Input for this task:
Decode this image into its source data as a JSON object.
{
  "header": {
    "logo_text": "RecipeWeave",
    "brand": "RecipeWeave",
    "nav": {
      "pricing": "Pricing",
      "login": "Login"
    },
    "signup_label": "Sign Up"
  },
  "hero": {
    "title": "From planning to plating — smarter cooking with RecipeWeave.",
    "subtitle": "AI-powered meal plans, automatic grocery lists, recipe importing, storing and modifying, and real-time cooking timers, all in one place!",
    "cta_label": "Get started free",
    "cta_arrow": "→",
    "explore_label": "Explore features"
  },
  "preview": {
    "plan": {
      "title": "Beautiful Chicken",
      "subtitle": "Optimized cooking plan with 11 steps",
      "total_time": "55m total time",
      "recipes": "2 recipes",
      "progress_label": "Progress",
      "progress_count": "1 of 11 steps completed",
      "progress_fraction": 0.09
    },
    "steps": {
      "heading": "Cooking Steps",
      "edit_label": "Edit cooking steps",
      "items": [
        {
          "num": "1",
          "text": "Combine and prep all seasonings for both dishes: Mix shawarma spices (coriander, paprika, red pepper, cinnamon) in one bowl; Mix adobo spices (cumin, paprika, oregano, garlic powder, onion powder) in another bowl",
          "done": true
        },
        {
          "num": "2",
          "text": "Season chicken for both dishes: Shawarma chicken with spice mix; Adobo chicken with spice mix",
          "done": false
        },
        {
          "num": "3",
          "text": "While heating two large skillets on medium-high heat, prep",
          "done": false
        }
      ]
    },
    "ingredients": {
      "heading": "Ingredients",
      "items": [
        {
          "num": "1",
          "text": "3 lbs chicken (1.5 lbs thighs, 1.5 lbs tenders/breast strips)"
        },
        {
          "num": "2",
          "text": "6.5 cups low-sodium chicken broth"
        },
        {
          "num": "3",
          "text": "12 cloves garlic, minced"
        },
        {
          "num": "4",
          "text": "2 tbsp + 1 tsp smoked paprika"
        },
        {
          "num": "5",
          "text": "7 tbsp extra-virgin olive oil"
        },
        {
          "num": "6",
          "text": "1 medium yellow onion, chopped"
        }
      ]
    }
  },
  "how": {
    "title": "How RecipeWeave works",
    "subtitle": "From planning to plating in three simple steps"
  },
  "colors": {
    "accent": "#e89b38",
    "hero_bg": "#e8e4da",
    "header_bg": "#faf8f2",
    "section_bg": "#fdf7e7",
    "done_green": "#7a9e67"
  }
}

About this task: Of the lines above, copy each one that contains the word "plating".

Your solution:
    "title": "From planning to plating — smarter cooking with RecipeWeave.",
    "subtitle": "From planning to plating in three simple steps"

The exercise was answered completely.